What is required:
Set the images aside and retype the whole listing exactly.

'''

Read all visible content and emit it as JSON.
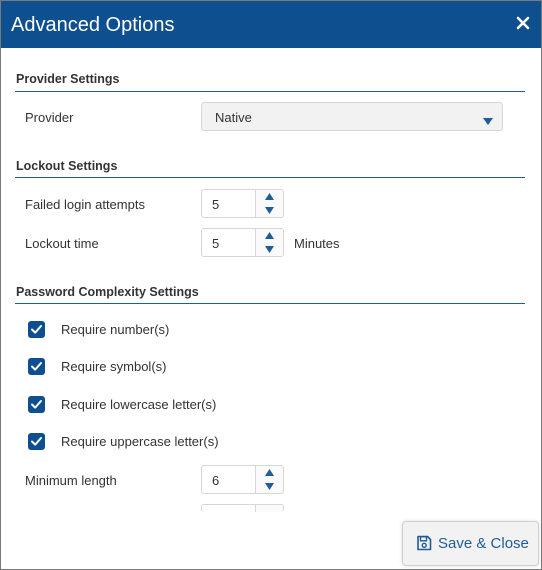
{
  "dialog": {
    "title": "Advanced Options",
    "close_icon": "close-icon"
  },
  "provider_settings": {
    "heading": "Provider Settings",
    "provider_label": "Provider",
    "provider_value": "Native"
  },
  "lockout_settings": {
    "heading": "Lockout Settings",
    "failed_attempts_label": "Failed login attempts",
    "failed_attempts_value": "5",
    "lockout_time_label": "Lockout time",
    "lockout_time_value": "5",
    "lockout_time_unit": "Minutes"
  },
  "password_complexity": {
    "heading": "Password Complexity Settings",
    "options": [
      {
        "label": "Require number(s)",
        "checked": true
      },
      {
        "label": "Require symbol(s)",
        "checked": true
      },
      {
        "label": "Require lowercase letter(s)",
        "checked": true
      },
      {
        "label": "Require uppercase letter(s)",
        "checked": true
      }
    ],
    "min_length_label": "Minimum length",
    "min_length_value": "6"
  },
  "footer": {
    "save_label": "Save & Close",
    "save_icon": "save-icon"
  },
  "colors": {
    "header_bg": "#0d4f8f",
    "accent": "#1f5d99",
    "checkbox_fill": "#0d4f8f"
  }
}
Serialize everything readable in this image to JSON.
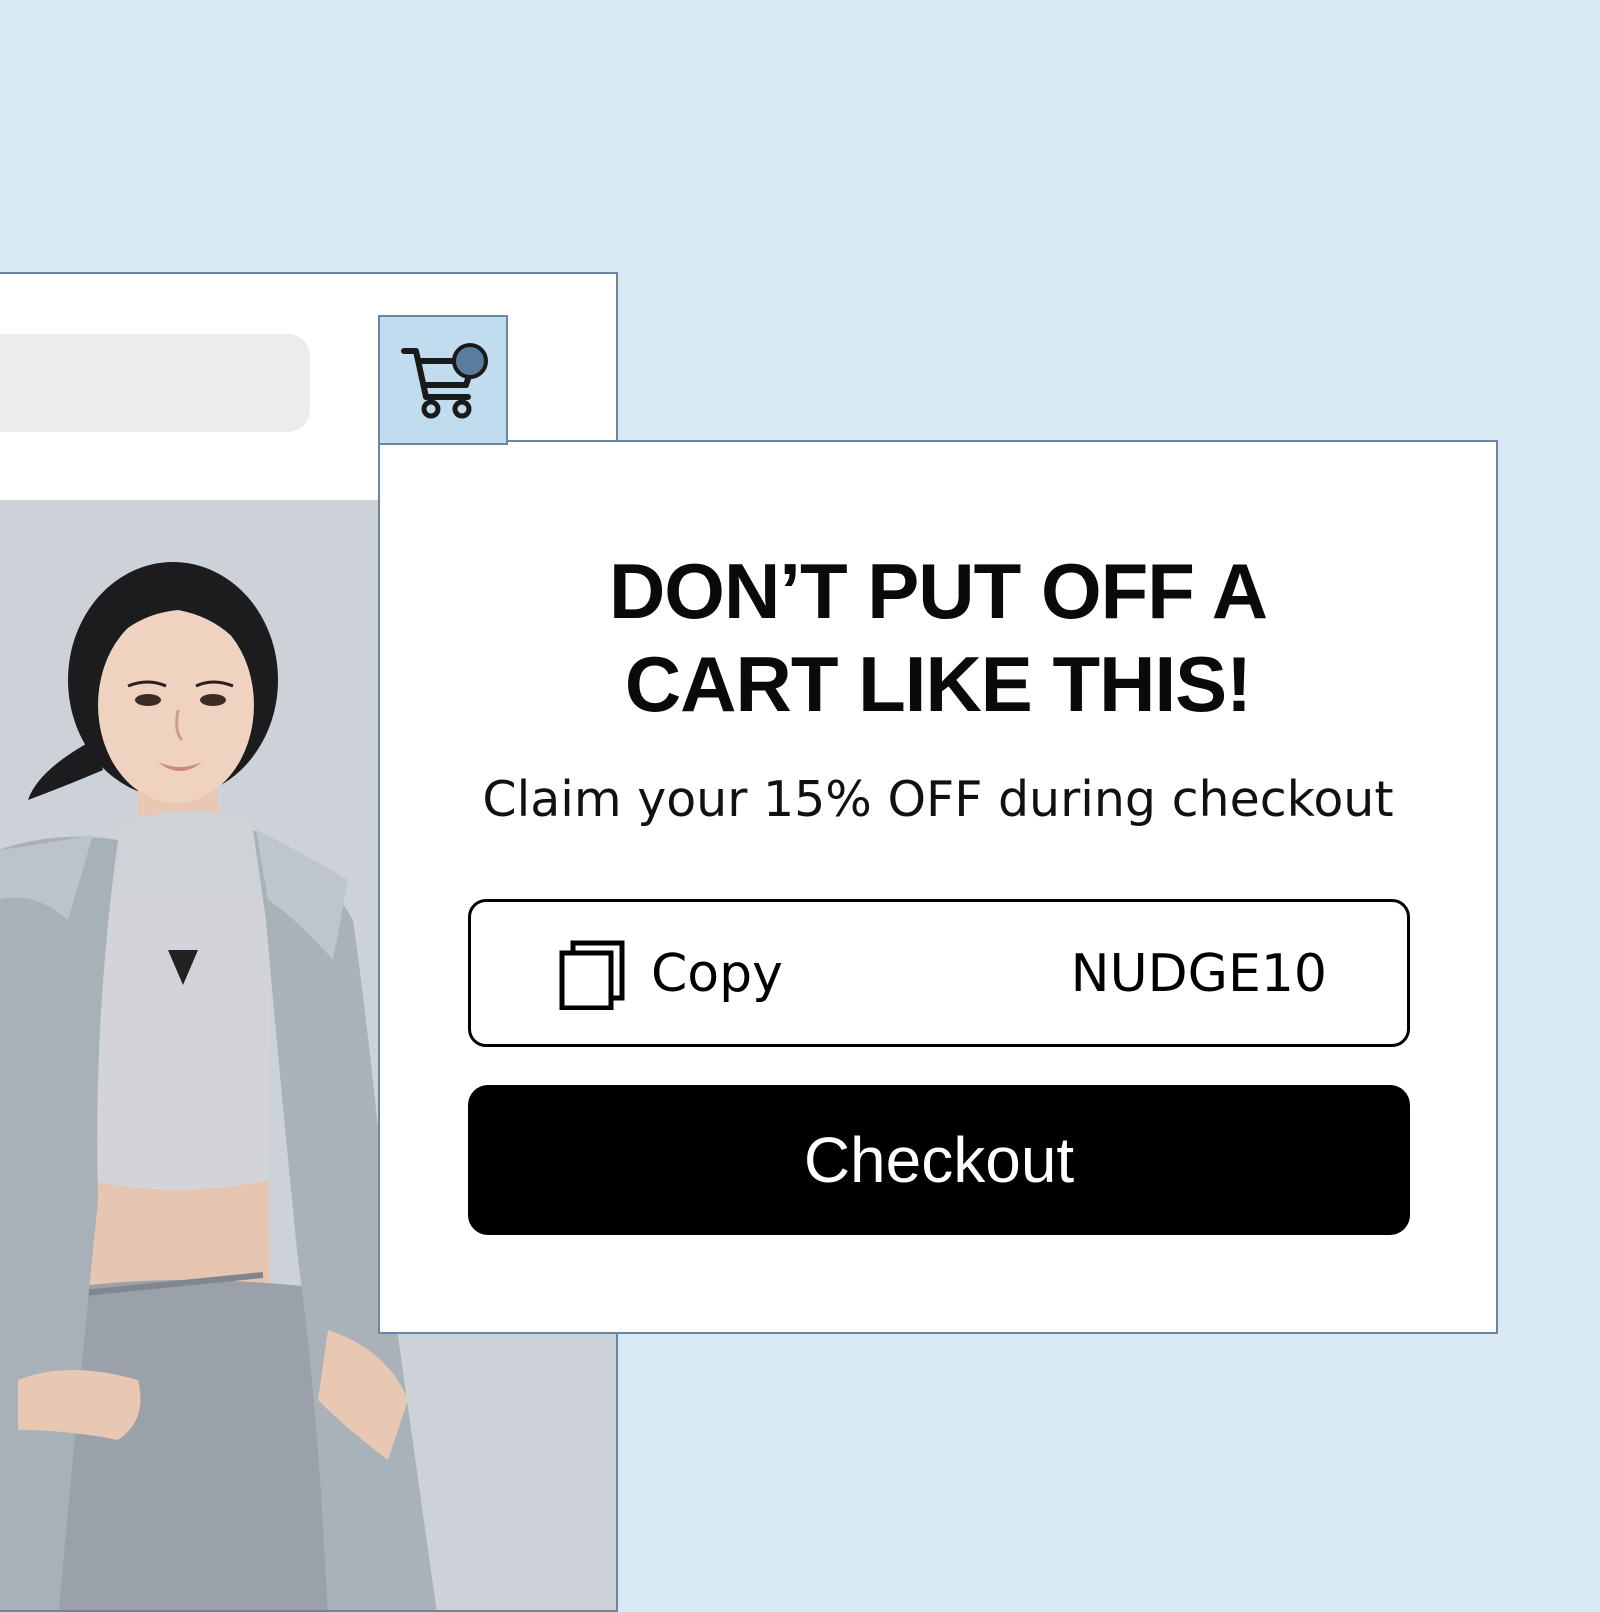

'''

Answer to the problem:
Read all visible content and emit it as JSON.
{
  "dialog": {
    "title": "Advanced Options",
    "close_icon": "close-icon"
  },
  "provider_settings": {
    "heading": "Provider Settings",
    "provider_label": "Provider",
    "provider_value": "Native"
  },
  "lockout_settings": {
    "heading": "Lockout Settings",
    "failed_attempts_label": "Failed login attempts",
    "failed_attempts_value": "5",
    "lockout_time_label": "Lockout time",
    "lockout_time_value": "5",
    "lockout_time_unit": "Minutes"
  },
  "password_complexity": {
    "heading": "Password Complexity Settings",
    "options": [
      {
        "label": "Require number(s)",
        "checked": true
      },
      {
        "label": "Require symbol(s)",
        "checked": true
      },
      {
        "label": "Require lowercase letter(s)",
        "checked": true
      },
      {
        "label": "Require uppercase letter(s)",
        "checked": true
      }
    ],
    "min_length_label": "Minimum length",
    "min_length_value": "6"
  },
  "footer": {
    "save_label": "Save & Close",
    "save_icon": "save-icon"
  },
  "colors": {
    "header_bg": "#0d4f8f",
    "accent": "#1f5d99",
    "checkbox_fill": "#0d4f8f"
  }
}
Serialize everything readable in this image to JSON.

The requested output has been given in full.